The commitment that the Federal government has made is to be consistent and there is no distrust for the political leadership in Nigeria today, and for good reason, this has promoted the easy embrace of dissenters of all shades by the people. Nigeria has a great opportunity to change the perception of leadership as being corrupt and unreliable, with President Buhari who is widely acknowledged as being forthright and honest, Mai gaskiya (the truthful one, as he is known in the North).

Transparency in government, social investments, provision of education and healthcare could improve the government’s image as being responsive.

I like to end with two stories: the one courageous, the other joyful, and both hopeful.

You may have heard the story of a teenage girl-Aishat Ali Kaka- in Borno State, Nigeria. About 18 years old, she was recruited alongside other young women to wear a bomb around her waist, and detonate it at an IDP camp in the town of Dikwa. The mission was set for February 9, 2016. She decided that not only would she not carry out the evil assignment knowing that many including her own father could be killed but that she would even try to convince the other two potential suicide bombers to abandon the mission. But they refused.

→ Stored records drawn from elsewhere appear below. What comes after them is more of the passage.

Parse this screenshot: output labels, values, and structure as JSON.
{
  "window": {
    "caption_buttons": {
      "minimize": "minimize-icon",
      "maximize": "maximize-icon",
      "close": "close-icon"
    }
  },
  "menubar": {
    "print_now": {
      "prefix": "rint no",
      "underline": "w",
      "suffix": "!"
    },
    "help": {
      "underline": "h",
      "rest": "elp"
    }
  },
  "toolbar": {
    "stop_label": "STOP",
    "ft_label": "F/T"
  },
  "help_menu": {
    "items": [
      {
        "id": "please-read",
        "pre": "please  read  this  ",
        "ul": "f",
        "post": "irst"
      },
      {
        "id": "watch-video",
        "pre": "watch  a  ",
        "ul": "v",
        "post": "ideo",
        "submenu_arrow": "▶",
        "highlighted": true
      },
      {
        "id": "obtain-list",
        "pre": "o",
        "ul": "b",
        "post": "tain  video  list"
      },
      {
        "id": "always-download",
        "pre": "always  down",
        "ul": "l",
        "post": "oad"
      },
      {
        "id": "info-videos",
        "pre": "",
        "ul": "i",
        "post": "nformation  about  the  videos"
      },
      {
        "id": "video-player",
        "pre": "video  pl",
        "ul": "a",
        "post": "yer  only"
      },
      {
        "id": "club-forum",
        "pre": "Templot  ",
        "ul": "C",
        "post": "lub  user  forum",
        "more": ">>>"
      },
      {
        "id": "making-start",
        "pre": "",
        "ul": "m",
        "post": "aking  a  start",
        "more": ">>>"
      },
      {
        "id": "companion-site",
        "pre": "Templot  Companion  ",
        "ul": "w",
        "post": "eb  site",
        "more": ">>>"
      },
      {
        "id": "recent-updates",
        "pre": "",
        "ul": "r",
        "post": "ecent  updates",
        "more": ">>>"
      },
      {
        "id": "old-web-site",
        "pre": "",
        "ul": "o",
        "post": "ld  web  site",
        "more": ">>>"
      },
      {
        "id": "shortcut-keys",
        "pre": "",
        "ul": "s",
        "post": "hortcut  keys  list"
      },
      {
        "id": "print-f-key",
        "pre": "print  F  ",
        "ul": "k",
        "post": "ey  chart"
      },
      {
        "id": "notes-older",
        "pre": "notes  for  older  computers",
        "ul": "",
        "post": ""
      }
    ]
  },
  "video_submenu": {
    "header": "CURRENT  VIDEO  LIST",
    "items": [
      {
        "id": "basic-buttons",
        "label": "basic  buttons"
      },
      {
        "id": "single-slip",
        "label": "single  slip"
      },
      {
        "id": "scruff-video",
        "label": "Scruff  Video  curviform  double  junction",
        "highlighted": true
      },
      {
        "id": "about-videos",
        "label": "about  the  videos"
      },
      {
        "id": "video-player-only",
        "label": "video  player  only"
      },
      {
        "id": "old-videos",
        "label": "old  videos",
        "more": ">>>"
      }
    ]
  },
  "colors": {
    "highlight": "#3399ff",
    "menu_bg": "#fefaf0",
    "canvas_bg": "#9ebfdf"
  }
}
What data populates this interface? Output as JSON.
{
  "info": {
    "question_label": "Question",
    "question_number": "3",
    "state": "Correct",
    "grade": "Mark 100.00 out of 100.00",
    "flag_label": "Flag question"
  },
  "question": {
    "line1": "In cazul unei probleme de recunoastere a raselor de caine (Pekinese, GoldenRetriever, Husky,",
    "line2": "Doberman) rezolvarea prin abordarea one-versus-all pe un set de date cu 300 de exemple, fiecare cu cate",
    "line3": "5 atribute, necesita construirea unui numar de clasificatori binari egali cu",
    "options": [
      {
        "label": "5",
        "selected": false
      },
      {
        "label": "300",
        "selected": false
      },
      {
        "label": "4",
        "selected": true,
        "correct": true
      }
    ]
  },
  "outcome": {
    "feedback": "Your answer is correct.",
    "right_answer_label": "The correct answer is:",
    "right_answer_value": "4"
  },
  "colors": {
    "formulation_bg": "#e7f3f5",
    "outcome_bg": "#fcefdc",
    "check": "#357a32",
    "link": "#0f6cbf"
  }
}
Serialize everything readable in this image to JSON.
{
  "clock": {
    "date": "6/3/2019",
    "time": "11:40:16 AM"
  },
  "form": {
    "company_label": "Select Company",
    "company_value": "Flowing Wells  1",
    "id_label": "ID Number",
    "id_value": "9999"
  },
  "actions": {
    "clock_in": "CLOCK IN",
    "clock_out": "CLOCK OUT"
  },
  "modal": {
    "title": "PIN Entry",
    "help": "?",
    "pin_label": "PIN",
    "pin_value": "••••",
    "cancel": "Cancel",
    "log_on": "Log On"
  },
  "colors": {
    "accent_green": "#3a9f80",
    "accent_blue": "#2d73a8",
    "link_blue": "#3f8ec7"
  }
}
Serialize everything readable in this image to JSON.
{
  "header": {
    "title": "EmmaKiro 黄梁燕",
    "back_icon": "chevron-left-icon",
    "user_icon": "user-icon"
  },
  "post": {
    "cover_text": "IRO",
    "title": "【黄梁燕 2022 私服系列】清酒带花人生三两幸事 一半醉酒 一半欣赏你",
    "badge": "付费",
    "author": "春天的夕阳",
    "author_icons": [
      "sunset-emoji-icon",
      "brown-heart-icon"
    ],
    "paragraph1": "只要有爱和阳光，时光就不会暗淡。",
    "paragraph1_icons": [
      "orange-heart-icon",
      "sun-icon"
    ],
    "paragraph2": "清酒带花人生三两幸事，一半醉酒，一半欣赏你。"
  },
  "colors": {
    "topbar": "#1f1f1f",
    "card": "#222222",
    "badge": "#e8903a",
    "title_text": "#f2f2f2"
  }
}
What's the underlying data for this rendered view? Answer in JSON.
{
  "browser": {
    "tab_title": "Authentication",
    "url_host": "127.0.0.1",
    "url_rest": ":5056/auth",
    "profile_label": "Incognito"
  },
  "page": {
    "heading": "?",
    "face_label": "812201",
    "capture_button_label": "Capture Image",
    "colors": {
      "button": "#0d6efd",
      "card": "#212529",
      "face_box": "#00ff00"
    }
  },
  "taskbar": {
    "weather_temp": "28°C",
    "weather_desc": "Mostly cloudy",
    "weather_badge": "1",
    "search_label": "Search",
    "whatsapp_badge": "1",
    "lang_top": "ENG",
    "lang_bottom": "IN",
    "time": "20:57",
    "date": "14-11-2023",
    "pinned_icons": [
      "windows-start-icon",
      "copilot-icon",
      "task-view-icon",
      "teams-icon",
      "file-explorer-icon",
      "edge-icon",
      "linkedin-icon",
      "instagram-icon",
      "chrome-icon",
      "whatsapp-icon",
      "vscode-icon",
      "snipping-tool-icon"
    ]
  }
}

So she decided that she would put her own life on the line, by going to the targeted camp early on the day before the planned bombing, to sound an alarm before the bombers arrived. But by the time she got there the terrible deed had been done.

The second story. Earlier this month, on Thursday 13th October 2016, my wife, Dolapo, and I received and welcomed back to freedom in Abuja, twenty-one (21) of the schoolgirls kidnapped by the Boko Haram insurgents from Chibok over two years ago.

After the trauma and deprivations of captivity on the day of their release, they looked frightened, malnourished, and unkempt. But such is the power of freedom that few days after the release, the girls were seen dancing and rejoicing heartily at a Thanksgiving service where their parents reunited with them for the first time in over two years!

What the stories of the Chibok girls and that of the converted suicide bomber point to is the certain defeat of the Boko Haram insurgency and the waning resonance of its underpinning ideology. While we had to put troops on the ground to liberate occupied territories and free captive people in the North East, we would have to continue the battle for the minds of the radicalized many, so that we can have more Aminas of Dikwa saying no to terrorist propositions of death, despair, and destruction.

Thank you for your attention.


I have drawn very generously from the following source of the Boko Haram phenomenon in Nigeria:

  1. Andrea Brigaglia, Annual Review of Islam in Africa issue No11 2012.
  2. “The disease is unbelief”: Boko Haram’s religious and political worldview”, Alex Thurston, The Brookings Project on U.S. Relations with the Islamic World, Analysis Paper, No.22, January 2016.


Within six months BH had been effectively dislodged from all the Local governments they once held and had retreated into Sambisa forest and the Northern border towns and villages. Their military capacity had been severely degraded, their supply lines effectively blocked.